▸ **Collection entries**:
_____
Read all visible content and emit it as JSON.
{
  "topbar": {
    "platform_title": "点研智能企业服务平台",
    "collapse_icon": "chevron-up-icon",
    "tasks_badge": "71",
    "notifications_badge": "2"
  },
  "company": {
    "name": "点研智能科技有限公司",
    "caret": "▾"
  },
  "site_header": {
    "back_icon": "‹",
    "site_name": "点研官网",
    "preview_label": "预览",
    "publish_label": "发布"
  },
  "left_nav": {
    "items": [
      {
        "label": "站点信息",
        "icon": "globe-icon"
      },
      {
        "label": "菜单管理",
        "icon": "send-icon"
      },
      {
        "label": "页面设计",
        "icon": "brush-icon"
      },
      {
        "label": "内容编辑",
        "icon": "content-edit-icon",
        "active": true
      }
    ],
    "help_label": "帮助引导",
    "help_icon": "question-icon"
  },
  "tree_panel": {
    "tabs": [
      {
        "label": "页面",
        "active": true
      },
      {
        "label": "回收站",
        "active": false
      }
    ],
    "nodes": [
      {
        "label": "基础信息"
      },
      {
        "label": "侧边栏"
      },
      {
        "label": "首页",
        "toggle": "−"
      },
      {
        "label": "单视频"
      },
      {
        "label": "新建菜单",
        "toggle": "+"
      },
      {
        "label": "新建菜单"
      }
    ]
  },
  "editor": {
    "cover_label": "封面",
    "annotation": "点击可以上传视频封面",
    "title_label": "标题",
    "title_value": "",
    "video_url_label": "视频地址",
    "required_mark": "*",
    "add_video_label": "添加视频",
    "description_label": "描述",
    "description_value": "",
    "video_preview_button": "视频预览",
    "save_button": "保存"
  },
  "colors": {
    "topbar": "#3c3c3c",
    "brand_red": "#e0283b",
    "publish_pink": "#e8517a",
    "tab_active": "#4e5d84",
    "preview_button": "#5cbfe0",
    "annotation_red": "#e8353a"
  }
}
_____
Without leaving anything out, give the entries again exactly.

▸ **Answer to this task**:
Read all visible content and emit it as JSON.
{
  "topbar": {
    "platform_title": "点研智能企业服务平台",
    "collapse_icon": "chevron-up-icon",
    "tasks_badge": "71",
    "notifications_badge": "2"
  },
  "company": {
    "name": "点研智能科技有限公司",
    "caret": "▾"
  },
  "site_header": {
    "back_icon": "‹",
    "site_name": "点研官网",
    "preview_label": "预览",
    "publish_label": "发布"
  },
  "left_nav": {
    "items": [
      {
        "label": "站点信息",
        "icon": "globe-icon"
      },
      {
        "label": "菜单管理",
        "icon": "send-icon"
      },
      {
        "label": "页面设计",
        "icon": "brush-icon"
      },
      {
        "label": "内容编辑",
        "icon": "content-edit-icon",
        "active": true
      }
    ],
    "help_label": "帮助引导",
    "help_icon": "question-icon"
  },
  "tree_panel": {
    "tabs": [
      {
        "label": "页面",
        "active": true
      },
      {
        "label": "回收站",
        "active": false
      }
    ],
    "nodes": [
      {
        "label": "基础信息"
      },
      {
        "label": "侧边栏"
      },
      {
        "label": "首页",
        "toggle": "−"
      },
      {
        "label": "单视频"
      },
      {
        "label": "新建菜单",
        "toggle": "+"
      },
      {
        "label": "新建菜单"
      }
    ]
  },
  "editor": {
    "cover_label": "封面",
    "annotation": "点击可以上传视频封面",
    "title_label": "标题",
    "title_value": "",
    "video_url_label": "视频地址",
    "required_mark": "*",
    "add_video_label": "添加视频",
    "description_label": "描述",
    "description_value": "",
    "video_preview_button": "视频预览",
    "save_button": "保存"
  },
  "colors": {
    "topbar": "#3c3c3c",
    "brand_red": "#e0283b",
    "publish_pink": "#e8517a",
    "tab_active": "#4e5d84",
    "preview_button": "#5cbfe0",
    "annotation_red": "#e8353a"
  }
}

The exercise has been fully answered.